It's natural to walk away from a diagnosis and need time to process this information—and it's also natural to struggle with processing the news. You may feel empty, void of emotion or be potentially in shock. In the weeks following your diagnosis, you may wish to seek out the support of a mental health professional and/or a breast cancer support group.
"No matter how supportive your loved ones might be," Sachs said, "it can always be helpful to talk to doctors, social workers and other cancer patients who can help with this."
It's important to remember metastatic cancer doesn't necessarily mean death, because there are many effective treatment options that can extend your life:
- Chemotherapy: You may go through another round of chemotherapy to keep your cancer from continuing to spread. The type and length of therapy can vary from patient to patient.
- Radiation therapy: In some circumstances, your doctor may recommend radiation to target specific tumors that can be reduced to help make you comfortable.
- Targeted and hormonal therapies: These therapies focus on the progression of the cancer and help to slow the growth of your tumors. Depending on your circumstances, these treatments can target specific proteins on cancer cells that may be intensifying or speeding up the progression of your cancer.

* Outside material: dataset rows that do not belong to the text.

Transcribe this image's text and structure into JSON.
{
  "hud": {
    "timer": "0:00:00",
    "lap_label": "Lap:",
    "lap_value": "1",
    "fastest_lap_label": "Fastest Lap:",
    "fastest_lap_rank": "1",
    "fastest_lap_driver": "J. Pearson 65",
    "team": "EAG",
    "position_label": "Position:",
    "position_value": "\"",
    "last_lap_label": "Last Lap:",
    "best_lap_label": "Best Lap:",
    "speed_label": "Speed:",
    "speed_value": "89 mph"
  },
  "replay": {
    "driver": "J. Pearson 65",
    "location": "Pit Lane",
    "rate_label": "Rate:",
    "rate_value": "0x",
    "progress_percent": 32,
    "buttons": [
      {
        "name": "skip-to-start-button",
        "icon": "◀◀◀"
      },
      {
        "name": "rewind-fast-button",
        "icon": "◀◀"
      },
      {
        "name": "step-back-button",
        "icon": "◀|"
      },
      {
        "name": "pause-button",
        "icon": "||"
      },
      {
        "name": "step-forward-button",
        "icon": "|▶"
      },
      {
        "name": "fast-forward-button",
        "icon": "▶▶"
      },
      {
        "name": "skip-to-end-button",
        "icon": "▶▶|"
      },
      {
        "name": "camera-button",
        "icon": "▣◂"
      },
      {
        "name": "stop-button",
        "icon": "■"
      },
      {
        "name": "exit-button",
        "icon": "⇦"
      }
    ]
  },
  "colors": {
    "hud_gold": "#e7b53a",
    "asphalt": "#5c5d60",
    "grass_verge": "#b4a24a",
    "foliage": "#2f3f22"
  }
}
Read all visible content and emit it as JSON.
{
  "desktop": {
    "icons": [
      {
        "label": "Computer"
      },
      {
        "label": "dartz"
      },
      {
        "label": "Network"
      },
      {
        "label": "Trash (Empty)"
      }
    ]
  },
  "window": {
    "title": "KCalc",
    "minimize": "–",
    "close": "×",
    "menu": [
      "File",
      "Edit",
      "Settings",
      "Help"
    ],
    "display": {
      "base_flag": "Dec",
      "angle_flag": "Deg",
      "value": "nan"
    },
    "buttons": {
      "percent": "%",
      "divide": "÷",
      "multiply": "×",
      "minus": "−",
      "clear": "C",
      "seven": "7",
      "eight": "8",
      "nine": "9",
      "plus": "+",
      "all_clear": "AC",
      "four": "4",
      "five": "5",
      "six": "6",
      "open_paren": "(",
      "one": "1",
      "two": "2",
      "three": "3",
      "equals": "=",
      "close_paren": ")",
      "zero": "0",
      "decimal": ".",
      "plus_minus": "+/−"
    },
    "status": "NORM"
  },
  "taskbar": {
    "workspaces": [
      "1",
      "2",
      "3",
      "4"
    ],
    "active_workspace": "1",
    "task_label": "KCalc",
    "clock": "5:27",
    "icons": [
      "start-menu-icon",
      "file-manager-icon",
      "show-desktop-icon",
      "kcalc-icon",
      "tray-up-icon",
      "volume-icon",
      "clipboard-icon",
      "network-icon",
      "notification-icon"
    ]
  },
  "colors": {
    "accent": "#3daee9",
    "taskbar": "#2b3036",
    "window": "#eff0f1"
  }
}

- Surgical options: Your doctor may recommend surgical intervention to stabilize areas where the bones have been compromised by metastasis (fractures, vertebral compression causing pain or impinging on nerves, etc.).
- Therapeutic treatments: Your comfort is just as important as your treatment. Many patients benefit from holistic interventions, such as massage therapy, acupuncture, meditation, yoga and talk therapy, to cope with the physical and mental effects of metastatic breast cancer.
Regardless of your treatment plan, maintaining your mental and physical health can help you to cope. Working with a dietician and physical therapist can keep you active and healthy no matter your treatment. Many women with metastatic breast cancer continue to live meaningful, healthy lives, but it's important to plan for the future.
Planning for the future
A cancer diagnosis forces us to face a natural fear of death head-on. For many patients, "the first half of treatment is about the fear of what the treatment will do," Sachs explained, "but about halfway through, the treatment builds up, we get a lot of fatigue, and this is where many patients can wonder how they will get to the other side."
For patients with metastatic breast cancer, that fatigue is deepened by the possibility of end-of-life care.
"A third of us know we aren't surviving…and that's a huge number," Donofree said. "So, we're selling a false story [of survival] into the public, so maybe women aren't afraid to call their doctors, but they need to know to call the doctor."
For many patients, the thought of losing this battle is a reality, and while thinking about your death can feel depressing, planning for the end can also be reassuring. You have the opportunity to plan for pain management and to prepare your family for what's to come. In these instances, you are in control of the plan, and while your family will likely have an opinion about when to stop treatment, you need to do what feels right for you.
Education alleviates fear
The biggest hurdle when coping with metastatic breast cancer can often be planning for the future. And that can be difficult when most of the information widely available is not specific to the realities of stage IV cancer.
"We really encourage our patients to not do a lot of searching [online]…because the information you find is general and does not pertain to you," Sachs advised. "Instead, we encourage our patients to talk to their doctors to find out what treatments and what plan works best for you."